|US4708837 *||Apr 9, 1986||Nov 24, 1987||Northern Telecom Limited||Method and apparatus for insulating electrical conductor|
|US4744930 *||Feb 5, 1986||May 17, 1988||Bicc Public Limited Company||Extrusion control|
|US4952344 *||Jul 13, 1987||Aug 28, 1990||Fly Fishing Technology Limited||Method of and apparatus for making a fishing line|
|US5128077 *||Feb 12, 1991||Jul 7, 1992||General Tire, Inc.||Method for producing multicomponent extrusions having controlled component contributions|
|US5494624 *||Jun 2, 1994||Feb 27, 1996||Kabushiki Kaisha Kobe Seiko Sho||Control system and method for wire insulating line|

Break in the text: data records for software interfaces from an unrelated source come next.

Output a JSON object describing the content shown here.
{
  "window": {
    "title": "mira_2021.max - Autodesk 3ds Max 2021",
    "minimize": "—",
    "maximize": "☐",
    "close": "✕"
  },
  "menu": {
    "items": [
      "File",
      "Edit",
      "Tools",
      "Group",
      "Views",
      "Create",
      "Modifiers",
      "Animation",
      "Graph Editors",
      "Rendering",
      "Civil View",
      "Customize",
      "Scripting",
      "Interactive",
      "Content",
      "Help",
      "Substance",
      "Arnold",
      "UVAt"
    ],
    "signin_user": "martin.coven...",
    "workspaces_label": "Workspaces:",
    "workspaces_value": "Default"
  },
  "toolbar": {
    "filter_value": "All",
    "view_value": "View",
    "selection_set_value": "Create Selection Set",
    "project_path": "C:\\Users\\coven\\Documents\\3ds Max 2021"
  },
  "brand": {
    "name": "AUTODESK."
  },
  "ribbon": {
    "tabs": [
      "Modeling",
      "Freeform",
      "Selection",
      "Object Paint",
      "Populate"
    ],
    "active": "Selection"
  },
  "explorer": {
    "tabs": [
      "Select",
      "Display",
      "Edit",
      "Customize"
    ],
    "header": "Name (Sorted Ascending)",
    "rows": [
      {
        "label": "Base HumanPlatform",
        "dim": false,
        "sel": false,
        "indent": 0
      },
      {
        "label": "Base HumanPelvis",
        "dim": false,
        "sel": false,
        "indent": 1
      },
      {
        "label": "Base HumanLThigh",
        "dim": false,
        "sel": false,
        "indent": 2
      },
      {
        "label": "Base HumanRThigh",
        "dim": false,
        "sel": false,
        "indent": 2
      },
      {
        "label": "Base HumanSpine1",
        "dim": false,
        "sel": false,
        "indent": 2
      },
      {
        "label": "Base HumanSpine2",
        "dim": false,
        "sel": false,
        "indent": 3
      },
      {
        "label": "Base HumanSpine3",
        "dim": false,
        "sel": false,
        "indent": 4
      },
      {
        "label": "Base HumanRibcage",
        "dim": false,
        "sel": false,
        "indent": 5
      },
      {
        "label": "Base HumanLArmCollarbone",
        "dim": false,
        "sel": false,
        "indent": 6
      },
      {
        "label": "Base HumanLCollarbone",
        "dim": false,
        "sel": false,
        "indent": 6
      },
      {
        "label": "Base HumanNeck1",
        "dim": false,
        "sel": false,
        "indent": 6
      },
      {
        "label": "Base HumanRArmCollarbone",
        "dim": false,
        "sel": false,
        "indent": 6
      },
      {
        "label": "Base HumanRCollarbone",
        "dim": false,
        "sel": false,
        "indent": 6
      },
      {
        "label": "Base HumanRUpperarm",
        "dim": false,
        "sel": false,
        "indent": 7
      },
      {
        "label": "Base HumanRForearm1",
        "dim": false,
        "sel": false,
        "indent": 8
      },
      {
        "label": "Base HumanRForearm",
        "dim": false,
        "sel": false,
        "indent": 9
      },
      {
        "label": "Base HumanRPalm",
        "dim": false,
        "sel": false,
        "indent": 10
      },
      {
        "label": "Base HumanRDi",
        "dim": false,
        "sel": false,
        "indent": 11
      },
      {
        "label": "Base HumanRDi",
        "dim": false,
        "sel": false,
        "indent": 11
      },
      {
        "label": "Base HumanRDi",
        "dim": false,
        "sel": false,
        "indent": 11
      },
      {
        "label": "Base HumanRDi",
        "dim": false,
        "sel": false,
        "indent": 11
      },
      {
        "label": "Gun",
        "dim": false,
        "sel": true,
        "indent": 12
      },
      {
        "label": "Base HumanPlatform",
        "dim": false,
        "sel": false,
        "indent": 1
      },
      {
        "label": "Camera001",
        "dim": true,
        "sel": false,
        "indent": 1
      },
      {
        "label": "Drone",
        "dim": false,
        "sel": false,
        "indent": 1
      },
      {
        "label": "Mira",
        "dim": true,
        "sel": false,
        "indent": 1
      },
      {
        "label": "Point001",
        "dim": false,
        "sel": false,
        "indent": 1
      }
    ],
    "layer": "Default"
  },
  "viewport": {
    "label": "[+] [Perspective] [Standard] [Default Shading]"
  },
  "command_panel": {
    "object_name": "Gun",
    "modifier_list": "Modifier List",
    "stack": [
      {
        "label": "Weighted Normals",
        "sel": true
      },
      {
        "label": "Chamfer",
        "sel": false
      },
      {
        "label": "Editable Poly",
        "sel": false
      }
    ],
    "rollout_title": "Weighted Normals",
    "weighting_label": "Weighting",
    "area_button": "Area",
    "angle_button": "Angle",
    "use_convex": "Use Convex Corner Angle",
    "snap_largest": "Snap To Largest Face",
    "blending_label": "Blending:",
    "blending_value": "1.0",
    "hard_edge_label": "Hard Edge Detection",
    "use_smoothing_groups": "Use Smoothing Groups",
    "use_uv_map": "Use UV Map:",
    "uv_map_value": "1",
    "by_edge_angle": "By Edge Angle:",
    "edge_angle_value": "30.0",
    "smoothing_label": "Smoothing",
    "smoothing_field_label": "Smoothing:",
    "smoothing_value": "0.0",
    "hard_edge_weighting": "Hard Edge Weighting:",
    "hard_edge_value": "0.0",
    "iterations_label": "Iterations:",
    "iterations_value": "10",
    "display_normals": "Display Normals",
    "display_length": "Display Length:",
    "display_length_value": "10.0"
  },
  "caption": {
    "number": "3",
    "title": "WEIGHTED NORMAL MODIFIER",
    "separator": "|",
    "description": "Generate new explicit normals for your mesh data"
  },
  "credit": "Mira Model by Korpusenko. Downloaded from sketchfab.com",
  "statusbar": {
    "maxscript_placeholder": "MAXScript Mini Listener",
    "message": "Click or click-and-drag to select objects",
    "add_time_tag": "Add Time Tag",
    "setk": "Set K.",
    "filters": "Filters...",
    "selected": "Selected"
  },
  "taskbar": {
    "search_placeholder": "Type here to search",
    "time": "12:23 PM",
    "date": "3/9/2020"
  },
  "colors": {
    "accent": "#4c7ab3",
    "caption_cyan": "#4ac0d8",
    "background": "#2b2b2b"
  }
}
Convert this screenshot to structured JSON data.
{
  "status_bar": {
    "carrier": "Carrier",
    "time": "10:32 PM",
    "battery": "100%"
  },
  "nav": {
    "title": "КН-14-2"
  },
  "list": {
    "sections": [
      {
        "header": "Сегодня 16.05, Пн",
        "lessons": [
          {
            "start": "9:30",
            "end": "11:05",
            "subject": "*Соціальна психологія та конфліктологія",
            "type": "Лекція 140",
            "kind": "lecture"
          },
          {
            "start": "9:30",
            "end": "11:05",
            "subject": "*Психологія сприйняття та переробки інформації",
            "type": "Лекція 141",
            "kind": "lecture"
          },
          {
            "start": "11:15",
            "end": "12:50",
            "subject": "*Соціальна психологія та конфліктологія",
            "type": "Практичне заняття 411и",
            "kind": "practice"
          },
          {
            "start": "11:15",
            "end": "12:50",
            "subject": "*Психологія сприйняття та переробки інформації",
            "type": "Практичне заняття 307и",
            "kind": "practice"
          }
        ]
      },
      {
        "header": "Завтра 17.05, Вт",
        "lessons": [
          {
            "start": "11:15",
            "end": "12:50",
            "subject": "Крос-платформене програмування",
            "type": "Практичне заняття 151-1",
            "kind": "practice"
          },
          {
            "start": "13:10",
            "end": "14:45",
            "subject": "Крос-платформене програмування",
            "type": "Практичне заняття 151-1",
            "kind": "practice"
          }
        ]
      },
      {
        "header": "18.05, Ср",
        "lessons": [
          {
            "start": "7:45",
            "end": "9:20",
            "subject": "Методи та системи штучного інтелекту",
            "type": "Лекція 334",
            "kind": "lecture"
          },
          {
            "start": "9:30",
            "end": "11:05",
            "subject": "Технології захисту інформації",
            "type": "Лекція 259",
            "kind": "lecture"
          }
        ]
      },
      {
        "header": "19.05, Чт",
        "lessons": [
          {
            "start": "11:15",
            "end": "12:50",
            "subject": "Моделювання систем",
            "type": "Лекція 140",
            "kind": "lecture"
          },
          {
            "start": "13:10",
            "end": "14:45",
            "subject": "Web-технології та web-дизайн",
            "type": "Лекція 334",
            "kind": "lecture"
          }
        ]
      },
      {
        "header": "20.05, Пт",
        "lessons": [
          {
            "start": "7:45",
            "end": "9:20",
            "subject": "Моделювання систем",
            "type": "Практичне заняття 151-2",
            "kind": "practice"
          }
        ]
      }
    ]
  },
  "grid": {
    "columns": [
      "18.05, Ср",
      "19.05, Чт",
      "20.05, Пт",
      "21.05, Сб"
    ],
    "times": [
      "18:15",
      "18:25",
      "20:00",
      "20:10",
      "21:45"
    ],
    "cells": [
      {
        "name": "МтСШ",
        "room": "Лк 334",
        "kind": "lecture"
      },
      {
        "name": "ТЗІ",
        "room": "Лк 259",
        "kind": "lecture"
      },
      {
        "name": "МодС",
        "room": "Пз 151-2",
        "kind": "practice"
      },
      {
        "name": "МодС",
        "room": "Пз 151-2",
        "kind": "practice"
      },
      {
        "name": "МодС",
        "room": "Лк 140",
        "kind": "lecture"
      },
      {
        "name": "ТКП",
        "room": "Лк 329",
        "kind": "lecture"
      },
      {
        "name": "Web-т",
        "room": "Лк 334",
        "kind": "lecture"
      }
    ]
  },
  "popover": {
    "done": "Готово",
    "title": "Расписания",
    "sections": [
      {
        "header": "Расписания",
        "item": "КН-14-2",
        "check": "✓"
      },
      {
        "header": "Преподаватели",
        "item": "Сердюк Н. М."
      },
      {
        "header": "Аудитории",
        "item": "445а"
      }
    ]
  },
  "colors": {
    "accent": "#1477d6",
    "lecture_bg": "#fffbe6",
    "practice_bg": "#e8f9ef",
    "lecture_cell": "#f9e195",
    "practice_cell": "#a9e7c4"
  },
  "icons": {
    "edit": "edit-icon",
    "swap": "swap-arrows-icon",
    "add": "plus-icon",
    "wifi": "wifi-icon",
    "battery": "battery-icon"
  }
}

|US5658598 *||Dec 30, 1994||Aug 19, 1997||Nokia-Maillefer Oy||Secondary coating line|
|U.S. Classification||264/40.1, 425/113, 425/817.00C, 264/45.9, 425/145, 264/40.7, 264/171.14, 425/140|
|International Classification||B29C44/32, H01B13/14, B29C47/92, B29C44/60|
|Cooperative Classification||H01B13/142, B29K2105/04, B29C47/92, B29C2947/92657, B29C44/60, B29C47/0016, B29C2947/92704, B29C2947/92238, B29C44/322, B29C2947/92123, B29C2947/92295, B29L2031/3462, B29C2947/92647, B29C2947/92619, B29C2947/92161, B29C2947/92466|
|European Classification||B29C44/60, H01B13/14C, B29C47/92, B29C44/32B|
|Nov 24, 1989||FPAY||Fee payment|
Year of fee payment: 4
|Nov 15, 1993||FPAY||Fee payment|
Year of fee payment: 8
|Feb 14, 1998||REMI||Maintenance fee reminder mailed|
|May 31, 1998||LAPS||Lapse for failure to pay maintenance fees|
|Aug 11, 1998||FP||Expired due to failure to pay maintenance fee|
Effective date: 19980603